    "It's gonna take two days," explains Jill Knipp. "Probably about 20 hours to get out."

    On Saturday, she hired movers to help pack up and move out of the house she's lived in for 19 years.  Everything is going into storage, and if all goes well, she'll be moving back in very soon.

    She's hoping the 16 -foot high fire-proof wall built this week will protect her home when her next door neighbors house is intentionally burned down.  Still, she says she's moving everything out, just in case.

    "I know there's a point of time very early in the burn where you can't fight the fire." she said. "They've warned me about that."

    Moving Day for Bomb House Neighbors

    [DGO] Moving Day for Bomb House Neighbors
    Neighbors closest to a house full of explosives are hoping for the best.

    San Marcos Fire Chief Todd Newman says firefighters stay a few hundred feet away at the beginning of the fire, operating remote control hoses.  They're planning the burn for someday next week depending on wind conditions.  Part of Interstate 15 north of state route 78 will have to be shut down during the fire.

    Knipp says she never saw her 54-year-old neighbor George Jakubec.  And she never imagined what investigators would later find inside his house.  A federal indictment released earlier in the week stated 13 grenades, nine detonators, and a huge stockpile of at least three types of explosives was found in the house Jakubec was renting.  He is also accused of robbing three banks over the past year.

    "I have no idea what the motivation is to do anything like that, to put other people at risk." says Knipp, "It's just so encompassing what could've happened here."

    "We can't afford a moving truck, or any of that stuff right now," says Alan Haghighi, who owns the house on the other side of Jakubec.

    Haghighi operates a small winery out of his house and says he's not sure how he'll pay the mortgage next month.  He says he'll likely watch the burn from a safe distance.

    "If it catches on my house, just pray like the dickens and make sure someone puts it out or something." he says.

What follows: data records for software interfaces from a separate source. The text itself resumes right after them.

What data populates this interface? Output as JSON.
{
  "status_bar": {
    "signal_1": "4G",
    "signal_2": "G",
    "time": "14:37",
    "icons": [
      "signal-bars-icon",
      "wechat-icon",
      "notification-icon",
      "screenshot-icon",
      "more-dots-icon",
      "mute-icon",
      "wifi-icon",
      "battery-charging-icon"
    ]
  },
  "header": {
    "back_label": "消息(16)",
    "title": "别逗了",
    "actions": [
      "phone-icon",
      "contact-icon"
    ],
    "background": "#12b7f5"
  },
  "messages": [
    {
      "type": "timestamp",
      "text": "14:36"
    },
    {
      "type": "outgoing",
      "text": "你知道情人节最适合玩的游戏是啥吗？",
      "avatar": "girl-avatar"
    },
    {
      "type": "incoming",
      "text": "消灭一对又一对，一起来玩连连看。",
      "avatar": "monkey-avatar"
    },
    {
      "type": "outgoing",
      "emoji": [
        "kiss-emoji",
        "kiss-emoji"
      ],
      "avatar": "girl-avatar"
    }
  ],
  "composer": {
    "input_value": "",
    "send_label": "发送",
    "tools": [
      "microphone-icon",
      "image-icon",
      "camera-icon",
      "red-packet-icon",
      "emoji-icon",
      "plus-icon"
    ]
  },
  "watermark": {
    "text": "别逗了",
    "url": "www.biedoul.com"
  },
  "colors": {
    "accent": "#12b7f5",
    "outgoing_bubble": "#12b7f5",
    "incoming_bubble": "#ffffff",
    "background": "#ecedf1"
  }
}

    Jill Knipp is confident her house will be ok, but if it's not, she says, she will be ok.

    "It just is what it is. I deal with it, and hopefully when we come out the other side, we will back to normal," she says, "And if the house is still standing, then that's great."